The reason this happens is that there are both fixed and variable closing costs. Some fees are fixed regardless of the loan amount (such as underwriting, processing, tax fees, appraisal, etc.) and others are based on a percentage of the loan amount or purchase price (origination fee, points paid to buy down the rate, title insurance, property taxes, per diem interest, etc.). Those fixed costs represent a larger percentage of a smaller loan than they do a larger loan.
So to that end, here are the guidelines for allowable seller contributions toward closing costs:
- Primary residence
- 3% for LTV/CLTV > 90%
- 6% for LTV/CLTV > 75% to 89.99%
- 9% for LTV/CLTV < 74.99%
- Investment properties
- Seller can pay 100% of discount points and borrower’s non-recurring closing costs.
- Seller can provide an additional amount not to exceed 4% of the estimated reasonable value to assist the borrower’s payment of buydown points, prepaid expenses and funding fee.

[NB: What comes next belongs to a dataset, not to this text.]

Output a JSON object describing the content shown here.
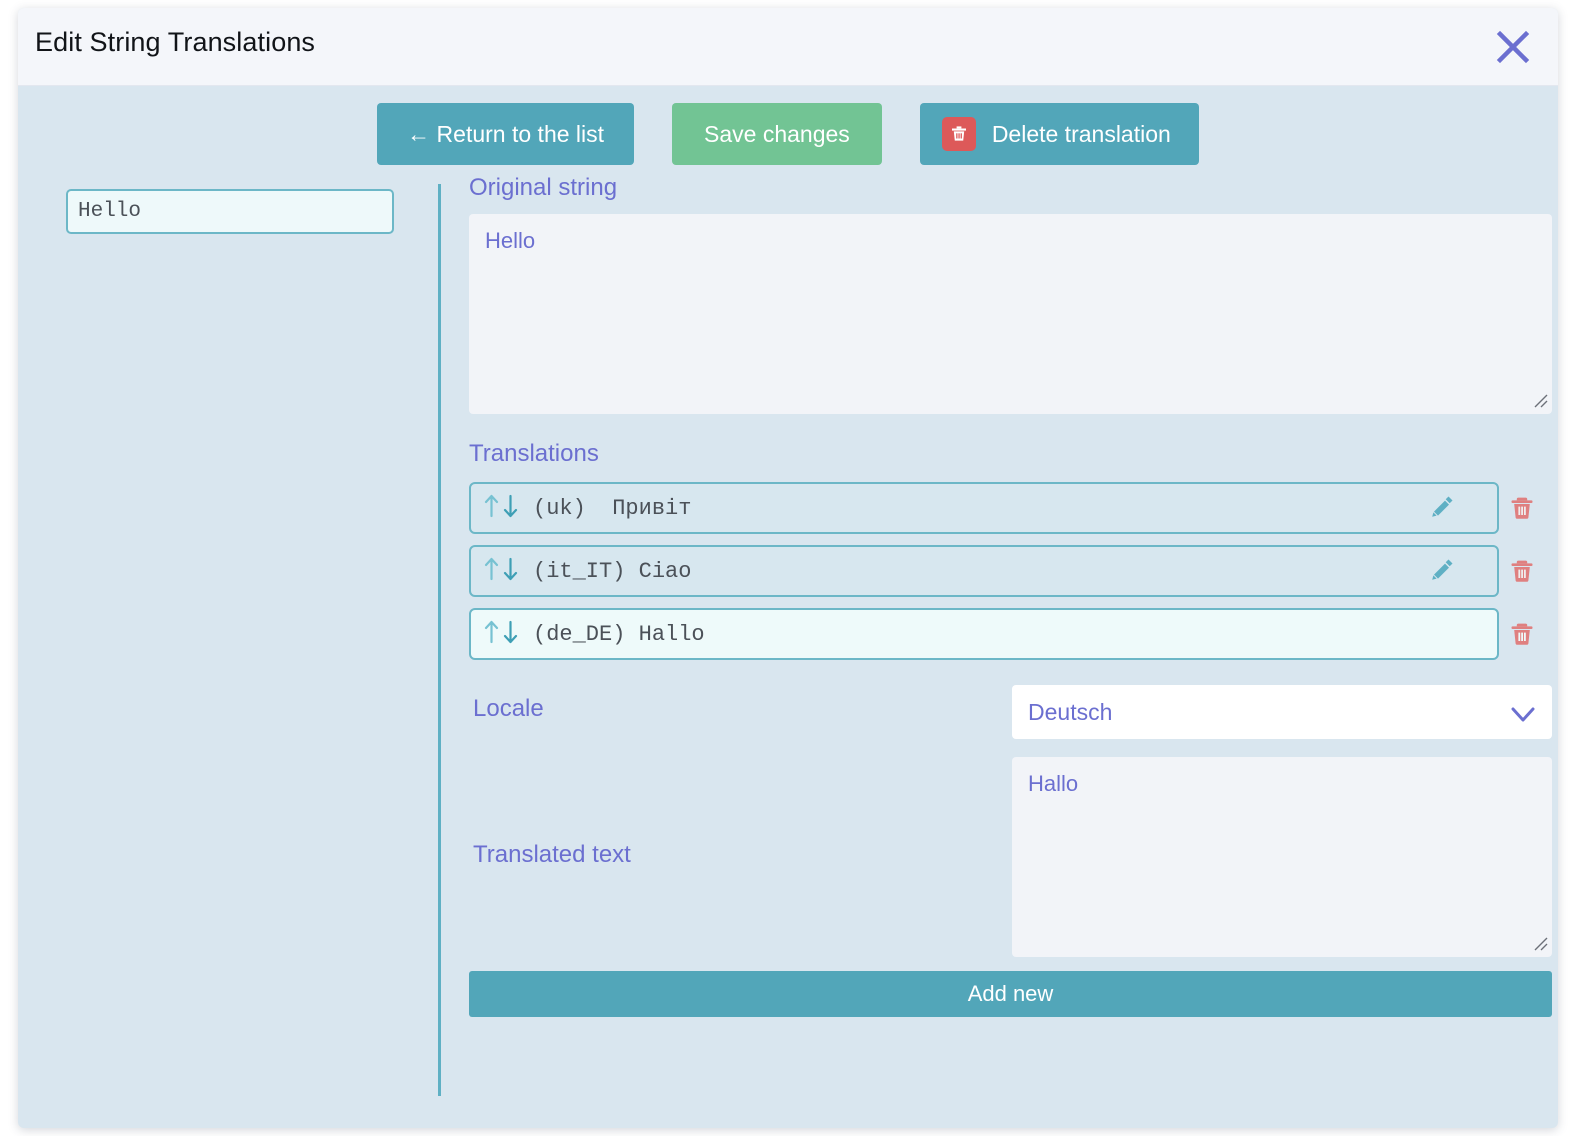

Be sure your Realtor talks with your loan officer prior to putting an offer on a house. You want to make sure that enough seller concessions are negotiated to cover all your closing costs so that you don’t have to pay anything more than your down payment.
Until last year FHA would not insure loans on homes that had been owned less than 90 days in an effort to thwart property inflation through flipping schemes. However, last year in an effort to stimulate home sales and reduce the inventory of foreclosed homes on the market HUD waived the 90 day rule, allowing real estate investors to be able to sell homes that they had owned for less than 3 months to buyers utilizing FHA insured loans with only a 3.5% down payment.
HUD has announced that they are extending this waiver through 2011. The following conditions apply to the sale of these homes:
- It must be an arms-length transaction with no identity of interest between the buyer and seller.
- The seller holds title to the property.
- There are no sales of the property or multiple transfers of title within the previous 12 months.
- The property has been marketed openly and fairly.
- If the selling price of the property is more than 20% above the purchase price the seller must provide proof of repairs, rehabilitation and renovation costs and/or a second appraisal to substantiate the increase in value.
- A property inspection is done and the report is provided to the buyer before they close on their loan.
This is great news for anyone looking to take advantage of the current marketplace and either looking to get a great deal on a home or for real estate investors looking to pick-up more properties this year.
As always, feel free to contact me with any questions you may have.
- Relaxed FHA ‘flip’ rules prove no flop (seattletimes.nwsource.com)